BBC's technology program "Click" purchased a botnet recently as part of an experiment meant to show how botnets can do damage. But by putting money in the hands of hackers, did BBC's program do more harm than good?
The minds behind BBC's television program "Click" have inadvertently thrust themselves into an ethical quagmire.
Recently, the team at Click purchased a botnet
to demonstrate to viewers the power wielded in the cyber-underworld
The team used the roughly 22,000-machine botnet to spam Hotmail
and Gmail accounts they controlled, as well as to launch a distributed
denial of service (DDoS) attack against a site owned by security vendor
Prevx. The DDoS attack was performed with Prevx's consent.
According to Click, the team shut down the botnet after their
experiment was finished. Though the team said they never accessed
information on the compromised PCs, they also claimed they
notified the owners of the bots that they were infected. Click did not
respond to an inquiry by eWEEK before publication, but those
involved appear to have done this by modifying desktop

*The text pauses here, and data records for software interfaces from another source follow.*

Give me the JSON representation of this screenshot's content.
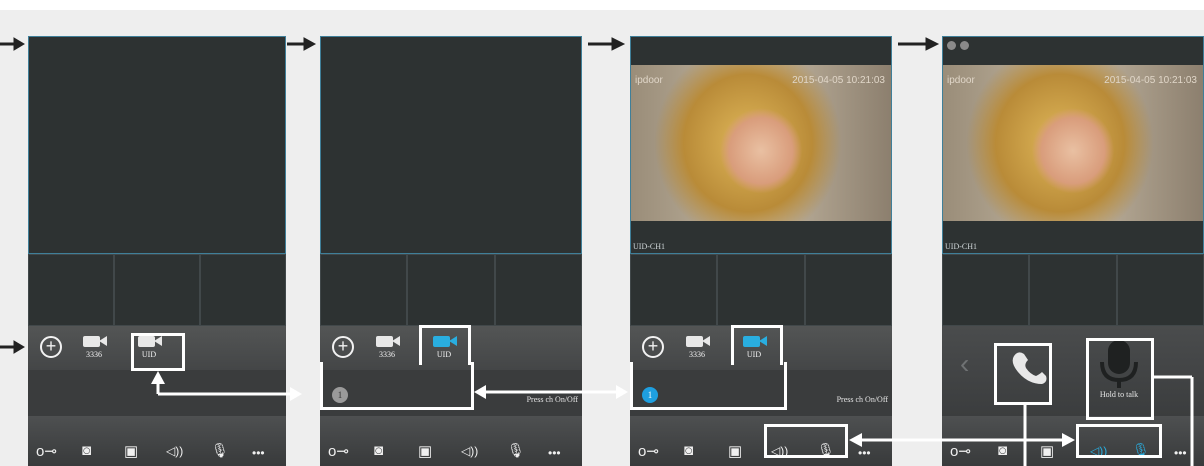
{
  "panels": [
    {
      "id": "p1",
      "add_label": "+",
      "cam1_label": "3336",
      "cam2_label": "UID",
      "chan_number": "",
      "press_label": ""
    },
    {
      "id": "p2",
      "add_label": "+",
      "cam1_label": "3336",
      "cam2_label": "UID",
      "chan_number": "1",
      "press_label": "Press ch On/Off"
    },
    {
      "id": "p3",
      "add_label": "+",
      "cam1_label": "3336",
      "cam2_label": "UID",
      "chan_number": "1",
      "press_label": "Press ch On/Off",
      "video_name": "ipdoor",
      "video_time": "2015-04-05 10:21:03",
      "uid_ch": "UID-CH1"
    },
    {
      "id": "p4",
      "video_name": "ipdoor",
      "video_time": "2015-04-05 10:21:03",
      "uid_ch": "UID-CH1",
      "back_glyph": "‹",
      "hold_label": "Hold to talk"
    }
  ],
  "toolbar_glyphs": {
    "key": "o⊸",
    "snapshot": "◙",
    "record": "▣",
    "speaker": "◁))",
    "mic": "🎙",
    "more": "•••"
  },
  "colors": {
    "accent": "#29aee0",
    "panel": "#2b2d2d",
    "highlight": "#ffffff"
  }
}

wallpapers with messages to the owners that their computers
While Click maintains that no laws were broken, opinions on their
experiment - which proved something that most people already know -

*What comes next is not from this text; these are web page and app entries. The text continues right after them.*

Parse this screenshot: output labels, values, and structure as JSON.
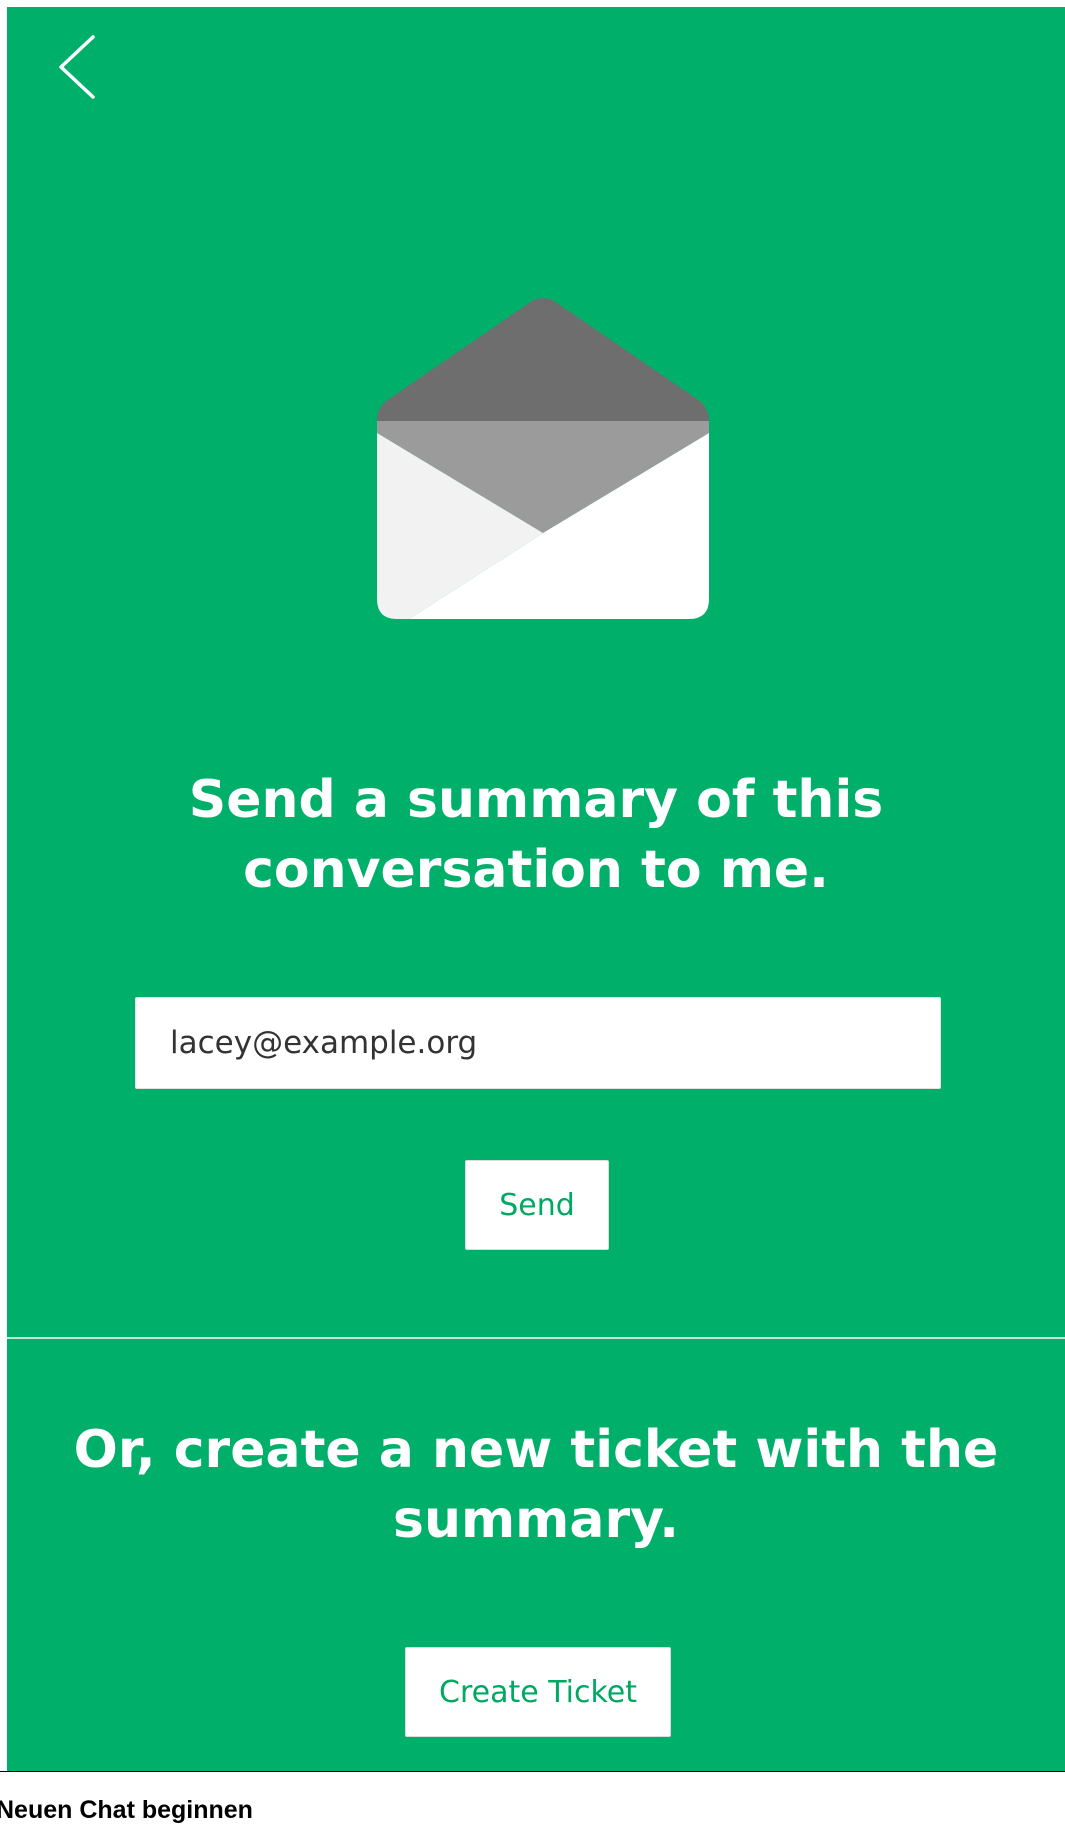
{
  "panel": {
    "accent_color": "#00b06a",
    "back_icon": "chevron-left-icon",
    "envelope_icon": "open-envelope-icon"
  },
  "email_summary": {
    "heading_line1": "Send a summary of this",
    "heading_line2": "conversation to me.",
    "email_value": "lacey@example.org",
    "send_label": "Send"
  },
  "ticket": {
    "heading_line1": "Or, create a new ticket with the",
    "heading_line2": "summary.",
    "create_label": "Create Ticket"
  },
  "footer": {
    "new_chat_label": "Neuen Chat beginnen"
  }
}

were mixed, to say the least.
"[It's] not even a gray area, it is flat out unprofessional," said
Gartner analyst John Pescatore. "It is like paying an arsonist to burn

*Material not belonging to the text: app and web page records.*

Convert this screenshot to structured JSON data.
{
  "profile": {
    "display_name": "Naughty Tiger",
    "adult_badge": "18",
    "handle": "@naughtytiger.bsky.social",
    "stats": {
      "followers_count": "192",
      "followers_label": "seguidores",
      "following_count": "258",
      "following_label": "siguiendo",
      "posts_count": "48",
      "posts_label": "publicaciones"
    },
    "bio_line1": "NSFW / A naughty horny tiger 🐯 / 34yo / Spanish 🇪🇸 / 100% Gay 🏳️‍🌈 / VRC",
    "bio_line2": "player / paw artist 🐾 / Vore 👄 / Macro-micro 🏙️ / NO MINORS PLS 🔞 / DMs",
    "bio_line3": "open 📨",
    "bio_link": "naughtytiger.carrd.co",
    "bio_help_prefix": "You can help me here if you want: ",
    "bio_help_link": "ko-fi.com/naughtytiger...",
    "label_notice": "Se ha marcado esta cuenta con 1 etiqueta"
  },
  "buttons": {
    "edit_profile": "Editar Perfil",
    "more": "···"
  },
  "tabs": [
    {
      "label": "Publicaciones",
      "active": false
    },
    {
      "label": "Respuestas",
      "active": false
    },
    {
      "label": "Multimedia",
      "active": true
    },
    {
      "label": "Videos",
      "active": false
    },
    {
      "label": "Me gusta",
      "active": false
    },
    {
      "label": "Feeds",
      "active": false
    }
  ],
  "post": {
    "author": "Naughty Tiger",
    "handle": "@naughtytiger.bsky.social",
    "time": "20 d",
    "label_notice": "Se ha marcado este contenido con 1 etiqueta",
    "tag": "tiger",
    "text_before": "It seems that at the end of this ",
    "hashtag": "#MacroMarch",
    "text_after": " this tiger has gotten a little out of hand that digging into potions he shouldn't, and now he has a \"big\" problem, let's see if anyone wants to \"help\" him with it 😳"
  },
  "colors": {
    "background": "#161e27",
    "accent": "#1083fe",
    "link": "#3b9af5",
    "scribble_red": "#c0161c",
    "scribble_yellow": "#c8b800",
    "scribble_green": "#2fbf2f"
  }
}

down an abandoned building to get good footage of flames. They could
have gone to any one of several security vendors who could have
demonstrated the severity of the bot problem."
Click did not say how much money was paid for the botnet, but the
story quoted a Jacques Erasmus of Prevx saying this: "computers from
the U.S. and the U.K. go for about $350 to $400 (???254-???290) for 1,000
because they've got much more financial details, like online banking
passwords and credit cards details."
Leaving aside the financial details, there is an issue of law. While Click stated via a Tweet message
that the program proceeded with legal advice, others have questioned this. For example, international law firm Pinsent Masons
an article both calling the experiment illegal and
stating that the intent of BBC does not matter - only that
unauthorized access occurred.
"A guest who is uninvited remains a trespasser regardless," said
Scott Crawford, an analyst with Enterprise Management Associates.
"Would these same individuals have welcomed the BBC forcing its cameras
into their homes?"